### Try it
Could you report every line from the entries that includes the word "then"?

(Data extracted from a collection)
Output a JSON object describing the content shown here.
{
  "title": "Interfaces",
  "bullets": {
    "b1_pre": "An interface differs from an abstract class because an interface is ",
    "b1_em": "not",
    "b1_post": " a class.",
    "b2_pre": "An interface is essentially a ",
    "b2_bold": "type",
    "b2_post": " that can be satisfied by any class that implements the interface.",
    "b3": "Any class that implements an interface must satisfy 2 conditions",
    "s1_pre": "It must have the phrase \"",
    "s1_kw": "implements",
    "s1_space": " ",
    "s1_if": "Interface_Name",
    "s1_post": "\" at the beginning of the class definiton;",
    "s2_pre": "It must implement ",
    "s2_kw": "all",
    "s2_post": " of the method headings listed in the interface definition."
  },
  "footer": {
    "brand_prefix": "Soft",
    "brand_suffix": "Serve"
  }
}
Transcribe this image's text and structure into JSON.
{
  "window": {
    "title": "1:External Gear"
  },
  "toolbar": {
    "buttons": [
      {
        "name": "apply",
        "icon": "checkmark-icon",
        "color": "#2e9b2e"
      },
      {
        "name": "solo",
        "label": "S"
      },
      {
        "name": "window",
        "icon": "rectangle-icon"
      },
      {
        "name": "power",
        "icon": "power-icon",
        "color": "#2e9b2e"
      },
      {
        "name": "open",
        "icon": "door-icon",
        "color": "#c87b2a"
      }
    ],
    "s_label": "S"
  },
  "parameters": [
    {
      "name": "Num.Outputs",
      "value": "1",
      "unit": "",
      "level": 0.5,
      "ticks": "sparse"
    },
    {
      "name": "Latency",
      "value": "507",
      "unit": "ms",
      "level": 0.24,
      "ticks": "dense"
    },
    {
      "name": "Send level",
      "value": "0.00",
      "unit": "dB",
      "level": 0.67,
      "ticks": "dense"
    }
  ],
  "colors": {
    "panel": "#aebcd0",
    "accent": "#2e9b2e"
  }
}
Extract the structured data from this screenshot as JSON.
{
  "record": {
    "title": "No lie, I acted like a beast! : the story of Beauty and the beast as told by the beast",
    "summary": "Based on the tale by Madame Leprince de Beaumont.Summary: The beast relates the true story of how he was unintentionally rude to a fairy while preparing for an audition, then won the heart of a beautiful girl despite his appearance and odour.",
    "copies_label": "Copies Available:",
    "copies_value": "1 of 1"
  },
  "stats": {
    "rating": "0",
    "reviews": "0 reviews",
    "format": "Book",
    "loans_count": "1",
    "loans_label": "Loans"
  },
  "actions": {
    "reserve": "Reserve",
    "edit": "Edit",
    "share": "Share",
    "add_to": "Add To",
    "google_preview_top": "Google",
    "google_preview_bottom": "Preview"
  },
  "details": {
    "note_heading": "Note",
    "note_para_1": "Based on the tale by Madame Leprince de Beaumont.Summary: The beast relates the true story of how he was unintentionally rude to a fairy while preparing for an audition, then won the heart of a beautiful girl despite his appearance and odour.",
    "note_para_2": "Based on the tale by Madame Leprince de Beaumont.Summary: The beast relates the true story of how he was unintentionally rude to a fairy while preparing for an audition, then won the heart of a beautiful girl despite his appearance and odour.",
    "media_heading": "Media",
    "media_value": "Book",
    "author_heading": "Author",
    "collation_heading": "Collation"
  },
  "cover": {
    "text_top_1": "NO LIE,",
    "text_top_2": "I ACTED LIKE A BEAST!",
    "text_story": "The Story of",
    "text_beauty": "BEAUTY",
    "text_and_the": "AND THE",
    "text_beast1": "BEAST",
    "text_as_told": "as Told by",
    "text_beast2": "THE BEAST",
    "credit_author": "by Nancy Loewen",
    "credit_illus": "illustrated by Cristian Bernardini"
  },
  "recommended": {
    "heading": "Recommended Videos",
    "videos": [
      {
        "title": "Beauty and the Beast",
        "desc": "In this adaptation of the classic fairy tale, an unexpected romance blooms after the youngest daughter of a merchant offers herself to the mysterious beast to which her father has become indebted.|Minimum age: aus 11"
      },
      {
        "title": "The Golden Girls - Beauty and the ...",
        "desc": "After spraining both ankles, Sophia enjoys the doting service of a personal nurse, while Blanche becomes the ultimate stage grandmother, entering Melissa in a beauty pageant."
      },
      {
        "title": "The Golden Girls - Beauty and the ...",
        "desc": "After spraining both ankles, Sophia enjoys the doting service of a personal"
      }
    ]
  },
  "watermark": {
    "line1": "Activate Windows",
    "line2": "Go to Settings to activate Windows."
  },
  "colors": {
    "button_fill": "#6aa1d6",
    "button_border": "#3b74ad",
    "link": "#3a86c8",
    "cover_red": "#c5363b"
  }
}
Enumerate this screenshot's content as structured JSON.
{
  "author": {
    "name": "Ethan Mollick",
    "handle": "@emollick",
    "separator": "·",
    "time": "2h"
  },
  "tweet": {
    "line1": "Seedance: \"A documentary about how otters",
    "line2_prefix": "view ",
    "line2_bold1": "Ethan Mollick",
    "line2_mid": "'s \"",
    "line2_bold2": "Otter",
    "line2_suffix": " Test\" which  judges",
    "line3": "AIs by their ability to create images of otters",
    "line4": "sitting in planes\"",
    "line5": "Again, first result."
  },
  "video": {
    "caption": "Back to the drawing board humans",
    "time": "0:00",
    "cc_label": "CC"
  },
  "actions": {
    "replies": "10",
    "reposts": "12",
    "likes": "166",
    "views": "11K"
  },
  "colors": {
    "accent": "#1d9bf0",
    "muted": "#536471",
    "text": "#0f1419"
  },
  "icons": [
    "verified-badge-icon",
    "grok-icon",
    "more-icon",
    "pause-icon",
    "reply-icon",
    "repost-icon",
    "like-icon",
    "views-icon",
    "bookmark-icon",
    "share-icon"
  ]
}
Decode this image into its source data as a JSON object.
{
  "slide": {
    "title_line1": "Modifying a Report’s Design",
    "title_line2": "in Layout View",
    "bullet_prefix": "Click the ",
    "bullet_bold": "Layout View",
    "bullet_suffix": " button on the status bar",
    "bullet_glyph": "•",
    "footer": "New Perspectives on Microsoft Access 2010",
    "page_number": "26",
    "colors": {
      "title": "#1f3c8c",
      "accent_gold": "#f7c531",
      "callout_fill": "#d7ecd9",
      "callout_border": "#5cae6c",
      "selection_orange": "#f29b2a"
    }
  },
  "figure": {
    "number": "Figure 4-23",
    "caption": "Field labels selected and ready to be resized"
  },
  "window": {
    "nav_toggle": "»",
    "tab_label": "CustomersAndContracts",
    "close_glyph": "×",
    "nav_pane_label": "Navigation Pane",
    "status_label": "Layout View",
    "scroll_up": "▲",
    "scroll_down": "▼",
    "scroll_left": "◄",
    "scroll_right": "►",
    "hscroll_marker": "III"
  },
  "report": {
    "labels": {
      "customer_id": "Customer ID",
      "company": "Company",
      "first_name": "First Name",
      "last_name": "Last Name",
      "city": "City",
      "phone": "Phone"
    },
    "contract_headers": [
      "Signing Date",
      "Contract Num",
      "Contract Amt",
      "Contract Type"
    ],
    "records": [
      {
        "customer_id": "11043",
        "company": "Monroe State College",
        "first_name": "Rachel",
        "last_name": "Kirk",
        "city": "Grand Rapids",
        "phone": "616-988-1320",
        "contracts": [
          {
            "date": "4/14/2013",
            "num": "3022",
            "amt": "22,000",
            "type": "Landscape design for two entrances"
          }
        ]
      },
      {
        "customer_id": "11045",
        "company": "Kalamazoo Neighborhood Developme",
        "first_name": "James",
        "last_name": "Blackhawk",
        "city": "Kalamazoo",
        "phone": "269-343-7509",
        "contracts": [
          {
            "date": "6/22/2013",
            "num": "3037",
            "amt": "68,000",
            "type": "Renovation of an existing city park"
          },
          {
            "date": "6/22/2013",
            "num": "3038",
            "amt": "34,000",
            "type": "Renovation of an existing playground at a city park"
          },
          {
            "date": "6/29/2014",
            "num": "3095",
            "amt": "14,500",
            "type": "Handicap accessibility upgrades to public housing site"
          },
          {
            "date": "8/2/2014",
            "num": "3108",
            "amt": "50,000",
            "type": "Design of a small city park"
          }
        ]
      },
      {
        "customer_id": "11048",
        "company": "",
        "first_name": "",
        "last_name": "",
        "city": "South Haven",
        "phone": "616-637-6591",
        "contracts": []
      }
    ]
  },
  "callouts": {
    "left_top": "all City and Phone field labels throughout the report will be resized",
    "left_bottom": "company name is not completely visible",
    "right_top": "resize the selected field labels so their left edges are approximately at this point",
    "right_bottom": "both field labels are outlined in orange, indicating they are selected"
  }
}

### Task solution
    "summary": "Based on the tale by Madame Leprince de Beaumont.Summary: The beast relates the true story of how he was unintentionally rude to a fairy while preparing for an audition, then won the heart of a beautiful girl despite his appearance and odour.",
    "note_para_1": "Based on the tale by Madame Leprince de Beaumont.Summary: The beast relates the true story of how he was unintentionally rude to a fairy while preparing for an audition, then won the heart of a beautiful girl despite his appearance and odour.",
    "note_para_2": "Based on the tale by Madame Leprince de Beaumont.Summary: The beast relates the true story of how he was unintentionally rude to a fairy while preparing for an audition, then won the heart of a beautiful girl despite his appearance and odour.",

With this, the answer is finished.